Oh, that was awesome. I didn’t even win the heat, which is a bummer. I’ve had a weird year where my best performances came in heats where I lost. But, yeah, that air was awesome. It was by no means the biggest air ever done, but for me, I came in and I was stoked. It was awesome.
How has your approach at Pipe changed after winning the Pipe Masters in 2011?
It’s not really different. Strange to say. Short of the experience of knowing you can win it. Once you win an event at that level it finally feels achievable. Until then it always seems like it slips away at the semis or somewhere. Like the year before where I got second. It just feels like mentally there’s a hurdle, but once you get there you feel like, I can do it. I have the ability to do it.
Which of the young guys are finally gonna push Kelly, Parko, and Mick out the door?
John John is phenomenal across all conditions, but he needs to get his head around the fact that it’s a year-long Tour. The performances he’s had have been incredible and once he learns how to flow them from one event to the next and into the next year, he’ll be almost unstoppable. That could take some time. But between the guys ranked like fifth to fifteenth, any of those guys could pop off and have a crazy year.
What’s your new role as the ASP Commissioner all about?
It’s a pretty broad role, really. It’s about looking after the sport and, really, the integrity of surfing as a sport. Dealing with rules and regulations, scheduling, formats, and the overall structure. I’ll have a division within the ASP that I’ll manage, and the new ASP has a range of different divisions since we’ve taken over the broadcast from all the individual brands. It’s going to be packaged really well and all about the ASP, where I think before, the Tour was more about the brands. We’re looking at other sports that promote themselves well, like international soccer and the NFL, which, as a brand, everybody knows what that is. Whereas the ASP has had a bit of low-level understanding from the fans, in terms of what it is and what it does. So now it’s about making sure the ASP is a solid product and a strong brand.
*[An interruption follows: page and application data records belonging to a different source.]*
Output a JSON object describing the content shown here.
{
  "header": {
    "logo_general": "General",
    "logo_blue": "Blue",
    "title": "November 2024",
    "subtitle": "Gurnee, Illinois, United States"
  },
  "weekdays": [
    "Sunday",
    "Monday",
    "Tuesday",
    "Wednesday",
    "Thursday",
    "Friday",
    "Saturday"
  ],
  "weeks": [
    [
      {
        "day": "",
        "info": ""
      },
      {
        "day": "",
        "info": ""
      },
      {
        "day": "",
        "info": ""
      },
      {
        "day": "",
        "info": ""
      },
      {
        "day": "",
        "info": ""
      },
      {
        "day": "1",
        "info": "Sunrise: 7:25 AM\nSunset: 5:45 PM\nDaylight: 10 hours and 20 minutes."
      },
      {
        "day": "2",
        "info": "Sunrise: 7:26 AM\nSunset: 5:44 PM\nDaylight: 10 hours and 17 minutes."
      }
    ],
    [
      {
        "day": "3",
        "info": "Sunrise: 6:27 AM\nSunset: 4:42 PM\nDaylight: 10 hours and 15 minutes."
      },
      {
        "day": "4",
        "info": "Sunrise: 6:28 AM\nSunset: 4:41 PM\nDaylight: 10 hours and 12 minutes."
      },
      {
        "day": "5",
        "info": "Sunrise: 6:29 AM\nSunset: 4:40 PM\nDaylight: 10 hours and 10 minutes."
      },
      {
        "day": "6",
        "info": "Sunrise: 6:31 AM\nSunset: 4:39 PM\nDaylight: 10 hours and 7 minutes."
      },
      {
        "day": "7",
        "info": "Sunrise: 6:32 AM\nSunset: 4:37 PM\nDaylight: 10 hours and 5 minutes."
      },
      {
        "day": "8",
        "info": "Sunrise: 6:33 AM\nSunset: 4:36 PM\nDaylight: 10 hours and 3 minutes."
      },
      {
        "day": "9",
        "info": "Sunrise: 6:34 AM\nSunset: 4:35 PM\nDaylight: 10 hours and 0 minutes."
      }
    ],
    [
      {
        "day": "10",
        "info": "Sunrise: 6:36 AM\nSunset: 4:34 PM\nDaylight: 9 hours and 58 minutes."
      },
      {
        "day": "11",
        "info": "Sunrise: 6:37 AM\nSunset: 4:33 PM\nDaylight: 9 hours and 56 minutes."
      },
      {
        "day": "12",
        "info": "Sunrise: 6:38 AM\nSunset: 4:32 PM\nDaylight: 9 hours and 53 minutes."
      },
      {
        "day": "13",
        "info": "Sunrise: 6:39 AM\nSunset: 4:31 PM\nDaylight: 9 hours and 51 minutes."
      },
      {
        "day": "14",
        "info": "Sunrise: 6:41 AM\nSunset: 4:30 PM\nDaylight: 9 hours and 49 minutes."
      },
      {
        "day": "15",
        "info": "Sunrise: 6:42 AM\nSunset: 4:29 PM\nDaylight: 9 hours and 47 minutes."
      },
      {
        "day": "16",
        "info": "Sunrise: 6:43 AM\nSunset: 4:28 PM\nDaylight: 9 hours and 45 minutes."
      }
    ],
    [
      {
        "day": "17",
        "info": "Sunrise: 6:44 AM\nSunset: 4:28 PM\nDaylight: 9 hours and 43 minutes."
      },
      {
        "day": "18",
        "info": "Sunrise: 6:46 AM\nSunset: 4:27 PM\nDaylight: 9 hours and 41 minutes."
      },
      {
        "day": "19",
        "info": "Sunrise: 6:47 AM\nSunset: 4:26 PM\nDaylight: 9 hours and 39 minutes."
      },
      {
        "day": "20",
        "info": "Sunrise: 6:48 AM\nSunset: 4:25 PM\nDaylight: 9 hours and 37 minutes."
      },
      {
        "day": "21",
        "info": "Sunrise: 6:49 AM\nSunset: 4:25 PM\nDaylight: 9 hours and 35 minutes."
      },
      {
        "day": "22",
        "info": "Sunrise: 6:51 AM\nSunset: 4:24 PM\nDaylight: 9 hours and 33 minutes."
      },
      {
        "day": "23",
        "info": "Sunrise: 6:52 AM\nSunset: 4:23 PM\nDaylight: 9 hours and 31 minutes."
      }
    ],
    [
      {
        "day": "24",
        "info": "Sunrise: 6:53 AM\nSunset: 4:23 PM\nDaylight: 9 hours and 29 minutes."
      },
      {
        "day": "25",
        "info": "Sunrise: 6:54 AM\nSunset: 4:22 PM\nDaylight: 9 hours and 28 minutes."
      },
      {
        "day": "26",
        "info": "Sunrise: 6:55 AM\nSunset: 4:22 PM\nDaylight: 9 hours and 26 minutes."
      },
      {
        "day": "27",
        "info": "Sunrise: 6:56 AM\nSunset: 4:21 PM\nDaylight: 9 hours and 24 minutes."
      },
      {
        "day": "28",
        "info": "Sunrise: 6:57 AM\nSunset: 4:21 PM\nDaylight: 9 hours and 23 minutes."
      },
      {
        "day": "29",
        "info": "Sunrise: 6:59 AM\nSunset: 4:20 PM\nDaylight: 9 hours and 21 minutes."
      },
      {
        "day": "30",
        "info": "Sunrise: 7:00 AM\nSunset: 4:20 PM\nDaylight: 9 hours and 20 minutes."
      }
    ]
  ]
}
You’ll be the face of the Tour.
To a degree, yeah. But I’ll also be working in the background. There’s a big shift toward making the sport better for the fans and for the athletes. That’s the main focus for the ASP. Through the broadcast, and through promoting the surfers as individuals, telling their stories. That maybe got lost a little bit with the brands, as they pushed their own guys a little bit. Paul Speaker (new ASP CEO) has got a great handle on what needs to come together to put together a great sport. Ultimately, that flows through to the sponsors. The better the sport is, the better the ASP is, the better for the brands to be involved. The longtime brands will be better for it. The ASP wouldn’t be here without them.
Big change coming next year for us fans?
Pretty big change. But also just basic stuff. Fixing problems like the webcast dropping out. Also a lot of tapping into the surfers’ lifestyles, telling the excitement and the stories of the people in that arena. Especially at places like Pipe. There’s so much danger there, and I don’t think that’s always been made apparent to the viewers. A lot of times guys are fearing for their lives out there at places where it’s huge and you’re putting everything on the line to win. It’s dramatic. It’s something everybody loves.
When will we know what to expect?
Well, there’s a lot to be done in the background, just making sure that everything works before talking about what’s going to happen. Actions speak louder than words. You don’t want to go out there with a trumpet, and announce, “Here’s what we’re going to do,” and then not be able to go out and actually do it.
What will you miss the most about life on Tour?
Hard to say. I love surfing no matter what. Whether in a contest jersey or not. It’s about the excitement really. Anyone who competes really enjoys it. The tight battles, the winning. The 30 minutes of a heat can be so exciting and disappointing at the same time.